Discussing the advantage of studying folk geographic knowledge in a cross-cultural context. Abstract This paper advocates the need for studying indigenous folk geographical ideas and knowledge in addition to academic geographic ideas and knowledge to encompass all types of geographic tradition in a cross-cultural context. To date, historians of geographic ideas and knowledge in the[…]

A Route 66 Road Trip through Indigenous Homelands

Seeking out the histories and communities that existed before Route 66 and that survive still today. By Shoshi Parks The wind is so powerful on top of the mesa that even hours after I’ve returned to the valley below, I’ll be wiping its ancient sand from the cracks and crevices of my skin. In the[…]

Indigenous Basket-Weaving as an Excellent Digital Math Lesson

Academic disciplines such as mathematics can contribute through community-led partnerships with Indigenous peoples. Public universities across Canada are committed to addressing the calls to action included in the final report by the Truth and Reconciliation Commission of Canada (TRC). There is a general expectation that academic institutions and faculty members across the country will contribute to this[…]

What Winter Solstice Rituals Tell Us about Indigenous People

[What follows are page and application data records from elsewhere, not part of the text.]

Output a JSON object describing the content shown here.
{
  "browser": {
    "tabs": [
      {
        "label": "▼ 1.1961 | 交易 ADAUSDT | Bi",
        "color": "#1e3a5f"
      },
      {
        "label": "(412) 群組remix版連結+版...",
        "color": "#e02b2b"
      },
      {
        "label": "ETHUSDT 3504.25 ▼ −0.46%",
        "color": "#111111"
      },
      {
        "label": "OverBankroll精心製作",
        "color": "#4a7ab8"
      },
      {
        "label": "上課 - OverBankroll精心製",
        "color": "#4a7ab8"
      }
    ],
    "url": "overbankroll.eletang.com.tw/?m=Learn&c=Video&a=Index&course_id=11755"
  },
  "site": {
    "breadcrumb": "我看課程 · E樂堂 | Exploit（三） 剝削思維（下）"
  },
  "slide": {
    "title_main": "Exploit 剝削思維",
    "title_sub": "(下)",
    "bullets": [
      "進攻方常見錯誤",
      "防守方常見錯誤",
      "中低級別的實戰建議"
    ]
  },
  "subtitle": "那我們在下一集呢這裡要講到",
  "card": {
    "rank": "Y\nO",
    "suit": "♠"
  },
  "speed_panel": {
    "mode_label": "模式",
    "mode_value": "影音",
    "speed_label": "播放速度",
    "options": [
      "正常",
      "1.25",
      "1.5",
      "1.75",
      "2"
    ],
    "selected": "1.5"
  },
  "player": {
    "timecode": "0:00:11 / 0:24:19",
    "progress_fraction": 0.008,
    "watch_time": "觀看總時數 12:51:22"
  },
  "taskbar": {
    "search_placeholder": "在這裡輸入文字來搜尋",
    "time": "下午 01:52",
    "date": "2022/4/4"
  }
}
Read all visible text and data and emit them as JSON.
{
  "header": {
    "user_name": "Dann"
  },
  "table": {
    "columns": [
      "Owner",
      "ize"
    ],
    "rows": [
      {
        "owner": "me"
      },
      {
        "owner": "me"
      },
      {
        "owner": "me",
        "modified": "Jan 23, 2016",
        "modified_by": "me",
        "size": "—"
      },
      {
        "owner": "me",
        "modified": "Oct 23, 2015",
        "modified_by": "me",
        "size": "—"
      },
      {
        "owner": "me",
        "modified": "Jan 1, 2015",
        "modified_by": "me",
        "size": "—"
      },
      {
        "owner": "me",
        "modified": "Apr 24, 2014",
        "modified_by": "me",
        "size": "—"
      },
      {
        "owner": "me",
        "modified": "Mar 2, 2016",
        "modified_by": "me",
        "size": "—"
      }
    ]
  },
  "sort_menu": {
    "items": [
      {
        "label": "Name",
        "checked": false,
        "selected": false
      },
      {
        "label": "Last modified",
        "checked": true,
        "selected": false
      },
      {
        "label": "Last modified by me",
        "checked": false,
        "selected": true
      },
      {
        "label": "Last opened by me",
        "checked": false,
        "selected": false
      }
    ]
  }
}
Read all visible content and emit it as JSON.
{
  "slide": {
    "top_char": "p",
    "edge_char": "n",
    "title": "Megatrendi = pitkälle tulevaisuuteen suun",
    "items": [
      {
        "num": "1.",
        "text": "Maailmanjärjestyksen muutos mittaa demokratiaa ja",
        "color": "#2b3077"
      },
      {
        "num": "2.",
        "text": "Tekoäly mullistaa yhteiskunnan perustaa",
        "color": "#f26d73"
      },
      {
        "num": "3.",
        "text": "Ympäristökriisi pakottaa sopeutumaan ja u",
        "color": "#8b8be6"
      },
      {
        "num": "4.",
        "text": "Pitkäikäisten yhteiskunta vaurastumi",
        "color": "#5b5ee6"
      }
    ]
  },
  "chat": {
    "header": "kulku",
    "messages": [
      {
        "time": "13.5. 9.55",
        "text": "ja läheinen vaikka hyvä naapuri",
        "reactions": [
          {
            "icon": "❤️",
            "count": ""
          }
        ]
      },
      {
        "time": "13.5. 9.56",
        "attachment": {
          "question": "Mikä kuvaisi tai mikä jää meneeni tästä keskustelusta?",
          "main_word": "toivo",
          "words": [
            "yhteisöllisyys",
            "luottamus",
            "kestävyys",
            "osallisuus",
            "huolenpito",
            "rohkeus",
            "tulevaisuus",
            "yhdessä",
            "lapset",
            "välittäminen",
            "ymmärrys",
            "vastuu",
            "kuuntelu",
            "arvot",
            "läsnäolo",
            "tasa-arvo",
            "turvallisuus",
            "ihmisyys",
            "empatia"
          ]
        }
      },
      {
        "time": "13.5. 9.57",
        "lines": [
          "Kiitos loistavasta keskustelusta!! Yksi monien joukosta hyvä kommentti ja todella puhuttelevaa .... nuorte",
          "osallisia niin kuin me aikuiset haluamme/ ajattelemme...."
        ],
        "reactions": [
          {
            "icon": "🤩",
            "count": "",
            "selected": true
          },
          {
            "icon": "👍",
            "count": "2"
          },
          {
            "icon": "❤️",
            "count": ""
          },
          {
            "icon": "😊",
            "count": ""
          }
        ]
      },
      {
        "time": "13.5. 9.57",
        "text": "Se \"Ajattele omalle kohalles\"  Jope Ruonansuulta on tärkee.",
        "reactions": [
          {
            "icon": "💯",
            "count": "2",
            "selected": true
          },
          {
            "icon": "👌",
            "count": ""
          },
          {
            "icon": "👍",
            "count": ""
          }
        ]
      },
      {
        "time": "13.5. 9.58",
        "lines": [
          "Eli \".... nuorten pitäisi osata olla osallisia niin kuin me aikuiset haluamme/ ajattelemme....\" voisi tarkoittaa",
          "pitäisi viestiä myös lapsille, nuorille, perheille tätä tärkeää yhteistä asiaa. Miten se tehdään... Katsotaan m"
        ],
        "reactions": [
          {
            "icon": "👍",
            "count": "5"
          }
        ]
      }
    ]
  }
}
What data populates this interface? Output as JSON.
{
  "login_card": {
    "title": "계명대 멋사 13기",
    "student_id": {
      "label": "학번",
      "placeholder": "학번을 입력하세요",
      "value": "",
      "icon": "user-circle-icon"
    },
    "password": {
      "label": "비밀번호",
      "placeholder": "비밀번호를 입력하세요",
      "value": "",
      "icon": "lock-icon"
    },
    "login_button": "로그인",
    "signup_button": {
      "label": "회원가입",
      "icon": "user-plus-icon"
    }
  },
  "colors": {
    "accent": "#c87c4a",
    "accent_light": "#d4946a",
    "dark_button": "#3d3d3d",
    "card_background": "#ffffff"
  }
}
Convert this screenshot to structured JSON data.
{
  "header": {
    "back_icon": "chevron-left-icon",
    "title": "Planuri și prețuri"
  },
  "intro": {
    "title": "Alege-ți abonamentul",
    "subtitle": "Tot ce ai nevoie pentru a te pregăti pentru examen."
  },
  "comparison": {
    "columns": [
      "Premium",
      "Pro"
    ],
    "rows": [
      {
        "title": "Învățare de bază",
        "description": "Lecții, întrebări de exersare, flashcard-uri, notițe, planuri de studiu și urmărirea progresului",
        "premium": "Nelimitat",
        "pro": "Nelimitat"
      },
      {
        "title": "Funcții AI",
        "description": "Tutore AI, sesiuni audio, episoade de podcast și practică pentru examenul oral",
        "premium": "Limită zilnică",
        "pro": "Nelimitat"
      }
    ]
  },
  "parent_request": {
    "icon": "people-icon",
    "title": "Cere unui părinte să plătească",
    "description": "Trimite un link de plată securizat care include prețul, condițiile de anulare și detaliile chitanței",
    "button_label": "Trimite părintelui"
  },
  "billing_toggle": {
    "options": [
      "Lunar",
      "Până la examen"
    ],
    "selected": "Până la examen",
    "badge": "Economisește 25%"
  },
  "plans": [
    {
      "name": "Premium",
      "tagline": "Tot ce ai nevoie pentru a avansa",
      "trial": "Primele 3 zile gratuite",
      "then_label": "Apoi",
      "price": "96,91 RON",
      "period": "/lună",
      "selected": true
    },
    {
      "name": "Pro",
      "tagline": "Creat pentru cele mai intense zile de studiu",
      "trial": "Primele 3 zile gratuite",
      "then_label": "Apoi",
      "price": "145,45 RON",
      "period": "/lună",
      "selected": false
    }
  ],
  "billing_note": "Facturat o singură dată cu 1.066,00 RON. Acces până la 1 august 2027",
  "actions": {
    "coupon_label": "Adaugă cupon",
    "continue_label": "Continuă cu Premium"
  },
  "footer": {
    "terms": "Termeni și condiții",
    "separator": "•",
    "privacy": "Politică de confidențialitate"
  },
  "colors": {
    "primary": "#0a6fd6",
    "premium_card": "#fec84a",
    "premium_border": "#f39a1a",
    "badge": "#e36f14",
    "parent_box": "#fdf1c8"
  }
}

For indigenous peoples, winter solstice has been a time to honor their ancient sun deity. Their rituals reveal a deep understanding of the natural world. On the day of winter solstice, many Native American communities will hold religious ceremonies or community events. The winter solstice is the day of the year when the Northern Hemisphere has[…]

Makahiki: The Ancient Hawaiian New Year Festival to Lono

The Makahiki season is the ancient Hawaiian New Year festival, in honor of the god Lono of the indigenous Hawaiian religion. Introduction Makahhiki is a holiday covering four consecutive lunar months, approximately from October or November through February or March. The focus of this season was a time for men, women and chiefs to rest,[…]